Copy every line below precisely, leaving nothing out.
══════
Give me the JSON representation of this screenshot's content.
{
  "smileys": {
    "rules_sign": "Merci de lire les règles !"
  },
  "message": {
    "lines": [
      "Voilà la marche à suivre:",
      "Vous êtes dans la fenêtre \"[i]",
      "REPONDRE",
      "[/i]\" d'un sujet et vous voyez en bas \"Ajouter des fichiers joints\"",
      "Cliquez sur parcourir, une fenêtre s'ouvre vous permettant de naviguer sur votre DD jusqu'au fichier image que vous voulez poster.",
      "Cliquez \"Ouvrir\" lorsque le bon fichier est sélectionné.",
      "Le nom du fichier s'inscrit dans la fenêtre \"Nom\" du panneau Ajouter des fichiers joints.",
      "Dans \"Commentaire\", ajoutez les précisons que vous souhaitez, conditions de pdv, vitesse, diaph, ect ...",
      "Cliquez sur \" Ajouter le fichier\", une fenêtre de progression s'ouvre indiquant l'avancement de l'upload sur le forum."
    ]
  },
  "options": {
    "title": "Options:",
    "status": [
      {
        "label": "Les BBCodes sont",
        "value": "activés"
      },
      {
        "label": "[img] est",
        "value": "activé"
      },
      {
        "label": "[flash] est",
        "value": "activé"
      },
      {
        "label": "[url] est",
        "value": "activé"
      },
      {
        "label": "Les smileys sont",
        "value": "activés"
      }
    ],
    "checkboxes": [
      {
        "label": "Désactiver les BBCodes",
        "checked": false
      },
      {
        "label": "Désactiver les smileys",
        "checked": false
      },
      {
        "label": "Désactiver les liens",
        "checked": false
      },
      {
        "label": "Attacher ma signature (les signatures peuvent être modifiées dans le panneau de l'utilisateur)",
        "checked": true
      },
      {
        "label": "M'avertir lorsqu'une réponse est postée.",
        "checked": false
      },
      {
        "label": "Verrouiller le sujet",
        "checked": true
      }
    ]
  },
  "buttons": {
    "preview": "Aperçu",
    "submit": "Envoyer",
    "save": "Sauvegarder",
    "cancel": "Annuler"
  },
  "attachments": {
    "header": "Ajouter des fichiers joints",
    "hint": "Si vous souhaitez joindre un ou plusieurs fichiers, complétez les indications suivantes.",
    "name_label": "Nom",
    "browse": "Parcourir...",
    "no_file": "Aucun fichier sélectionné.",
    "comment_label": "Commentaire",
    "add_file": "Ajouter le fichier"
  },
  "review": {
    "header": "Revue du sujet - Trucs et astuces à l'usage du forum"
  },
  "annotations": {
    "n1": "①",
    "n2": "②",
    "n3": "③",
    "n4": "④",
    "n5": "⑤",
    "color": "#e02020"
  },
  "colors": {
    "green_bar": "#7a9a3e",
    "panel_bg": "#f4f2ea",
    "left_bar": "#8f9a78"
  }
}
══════
- _Solution to the problem_:
Give me the JSON representation of this screenshot's content.
{
  "smileys": {
    "rules_sign": "Merci de lire les règles !"
  },
  "message": {
    "lines": [
      "Voilà la marche à suivre:",
      "Vous êtes dans la fenêtre \"[i]",
      "REPONDRE",
      "[/i]\" d'un sujet et vous voyez en bas \"Ajouter des fichiers joints\"",
      "Cliquez sur parcourir, une fenêtre s'ouvre vous permettant de naviguer sur votre DD jusqu'au fichier image que vous voulez poster.",
      "Cliquez \"Ouvrir\" lorsque le bon fichier est sélectionné.",
      "Le nom du fichier s'inscrit dans la fenêtre \"Nom\" du panneau Ajouter des fichiers joints.",
      "Dans \"Commentaire\", ajoutez les précisons que vous souhaitez, conditions de pdv, vitesse, diaph, ect ...",
      "Cliquez sur \" Ajouter le fichier\", une fenêtre de progression s'ouvre indiquant l'avancement de l'upload sur le forum."
    ]
  },
  "options": {
    "title": "Options:",
    "status": [
      {
        "label": "Les BBCodes sont",
        "value": "activés"
      },
      {
        "label": "[img] est",
        "value": "activé"
      },
      {
        "label": "[flash] est",
        "value": "activé"
      },
      {
        "label": "[url] est",
        "value": "activé"
      },
      {
        "label": "Les smileys sont",
        "value": "activés"
      }
    ],
    "checkboxes": [
      {
        "label": "Désactiver les BBCodes",
        "checked": false
      },
      {
        "label": "Désactiver les smileys",
        "checked": false
      },
      {
        "label": "Désactiver les liens",
        "checked": false
      },
      {
        "label": "Attacher ma signature (les signatures peuvent être modifiées dans le panneau de l'utilisateur)",
        "checked": true
      },
      {
        "label": "M'avertir lorsqu'une réponse est postée.",
        "checked": false
      },
      {
        "label": "Verrouiller le sujet",
        "checked": true
      }
    ]
  },
  "buttons": {
    "preview": "Aperçu",
    "submit": "Envoyer",
    "save": "Sauvegarder",
    "cancel": "Annuler"
  },
  "attachments": {
    "header": "Ajouter des fichiers joints",
    "hint": "Si vous souhaitez joindre un ou plusieurs fichiers, complétez les indications suivantes.",
    "name_label": "Nom",
    "browse": "Parcourir...",
    "no_file": "Aucun fichier sélectionné.",
    "comment_label": "Commentaire",
    "add_file": "Ajouter le fichier"
  },
  "review": {
    "header": "Revue du sujet - Trucs et astuces à l'usage du forum"
  },
  "annotations": {
    "n1": "①",
    "n2": "②",
    "n3": "③",
    "n4": "④",
    "n5": "⑤",
    "color": "#e02020"
  },
  "colors": {
    "green_bar": "#7a9a3e",
    "panel_bg": "#f4f2ea",
    "left_bar": "#8f9a78"
  }
}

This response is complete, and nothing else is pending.